It was too late to be careful of the log. The log had somehow appeared between the boat and the fish, and the wily Jumbo was making a left turn around it.

Sally pulled on the oars. The fish broke water for the second time, and I dipped the tip of my rod. There was just enough slack in the line that the leader did not break; I got a good look at the fish. My heavens, what a brown.

"Did you see that? Did you see that fish?" I shouted.

We circled the log, and I pulled in my slack. The fish dived now, but it was swimming away from the weeds, into the channel that ran through the pond. It was a heavy fish and my bamboo rod was bent at a crazy angle. I held it high, trying to keep the fish from the bottom.

It turned and made a slow pass toward the boat, veering under the stern. Its spotted tail slid into, then out of, view in the dark water. The line and leader rose into sight on the other side of the boat, and the fish jumped again, into the sunset. It made an enormous splash.

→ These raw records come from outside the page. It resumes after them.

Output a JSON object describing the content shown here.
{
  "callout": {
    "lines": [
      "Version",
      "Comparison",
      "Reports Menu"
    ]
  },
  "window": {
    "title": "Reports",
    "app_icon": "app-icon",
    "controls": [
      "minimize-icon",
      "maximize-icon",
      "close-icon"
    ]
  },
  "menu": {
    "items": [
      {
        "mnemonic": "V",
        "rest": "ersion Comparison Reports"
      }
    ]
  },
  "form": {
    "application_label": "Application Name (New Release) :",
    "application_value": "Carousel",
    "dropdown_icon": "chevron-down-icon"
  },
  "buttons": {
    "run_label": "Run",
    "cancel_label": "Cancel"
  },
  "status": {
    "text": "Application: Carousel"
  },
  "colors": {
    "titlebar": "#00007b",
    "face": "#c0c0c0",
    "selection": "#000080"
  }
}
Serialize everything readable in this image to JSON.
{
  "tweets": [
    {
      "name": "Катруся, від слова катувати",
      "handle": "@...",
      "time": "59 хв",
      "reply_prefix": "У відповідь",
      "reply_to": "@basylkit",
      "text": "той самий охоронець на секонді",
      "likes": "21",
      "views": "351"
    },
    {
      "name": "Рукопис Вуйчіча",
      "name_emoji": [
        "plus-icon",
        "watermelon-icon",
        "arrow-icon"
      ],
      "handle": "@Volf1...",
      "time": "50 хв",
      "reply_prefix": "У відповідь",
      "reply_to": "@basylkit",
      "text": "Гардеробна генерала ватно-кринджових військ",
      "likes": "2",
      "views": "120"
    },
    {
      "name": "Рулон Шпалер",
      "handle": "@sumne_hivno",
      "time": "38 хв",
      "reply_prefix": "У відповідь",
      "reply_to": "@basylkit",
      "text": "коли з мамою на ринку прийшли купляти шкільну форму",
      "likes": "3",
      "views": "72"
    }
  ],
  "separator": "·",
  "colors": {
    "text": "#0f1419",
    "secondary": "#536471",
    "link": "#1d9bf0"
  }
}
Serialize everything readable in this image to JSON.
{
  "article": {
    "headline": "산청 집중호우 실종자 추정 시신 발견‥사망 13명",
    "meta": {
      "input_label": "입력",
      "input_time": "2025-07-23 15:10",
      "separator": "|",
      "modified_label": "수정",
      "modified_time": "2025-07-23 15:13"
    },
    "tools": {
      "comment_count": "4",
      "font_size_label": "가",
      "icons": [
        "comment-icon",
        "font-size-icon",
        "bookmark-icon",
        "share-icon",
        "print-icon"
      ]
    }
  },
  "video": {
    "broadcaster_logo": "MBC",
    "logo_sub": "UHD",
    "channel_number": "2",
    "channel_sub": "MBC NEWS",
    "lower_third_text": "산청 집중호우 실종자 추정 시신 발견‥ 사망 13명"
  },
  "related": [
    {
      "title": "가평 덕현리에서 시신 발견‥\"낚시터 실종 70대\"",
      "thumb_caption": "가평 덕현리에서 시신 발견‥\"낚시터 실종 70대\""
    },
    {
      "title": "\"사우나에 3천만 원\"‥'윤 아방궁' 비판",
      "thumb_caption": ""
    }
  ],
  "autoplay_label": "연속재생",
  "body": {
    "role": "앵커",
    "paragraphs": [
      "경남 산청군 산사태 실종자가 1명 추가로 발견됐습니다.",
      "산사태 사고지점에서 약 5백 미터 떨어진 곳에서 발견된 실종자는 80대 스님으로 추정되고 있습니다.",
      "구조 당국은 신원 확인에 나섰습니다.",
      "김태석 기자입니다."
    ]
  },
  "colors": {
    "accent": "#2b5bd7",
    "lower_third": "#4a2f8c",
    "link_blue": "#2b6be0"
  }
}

That was its last jump. It ran out 20 feet of line, then went deep, circling twice more behind the stern. On each pass, the fish came a bit higher, and I picked up a yard or two of line. After a half hour, it was back on the west side of the boat. The sun was down. We were perhaps 15 minutes from dark.

"We don't have a flashlight," Sally said.

"I don't think we'll need one."

The brown was tired, its dorsal fin and tail—as big as my hand—flipping above the smooth surface 20 feet away. Its body was sideways to the boat, and I eyeballed the fish as longer than the blade of the oar, which was 30 inches.

"He's ready," I said. "Water me for the kill." I nodded toward my mosquito medicine. As Sally raised the bottle of Pernod to my lips, the brown trout suddenly flopped its tail and head, trying, I think, to hit the leader with its tail. The drink spilled down the front of my shirt, so that I stank of licorice.

Jumbo's head swung toward the boat, and I started to inch him in. His tail splashed feebly. He is spent, I thought.

I heard a loon cry.


I did not have time to look. I did not need to. Peripherally, I saw something dark, something fast and so bizarre that I raised my arms around my head. There was a great splash from my fish—no, above my fish, on my fish. The eagle beat its wings again, sagging from the great weight. The line went taut as the eagle rose. It strained and snapped.


The eagle made a slow circle. It gained height. The fish was flipping in its talons. The loon had stopped now. The eagle passed over the trees on the shore, and the sky darkened around it.

Eagle (-2)
Birdie (-1)
Bogey (+1)
Double Bogey (+2)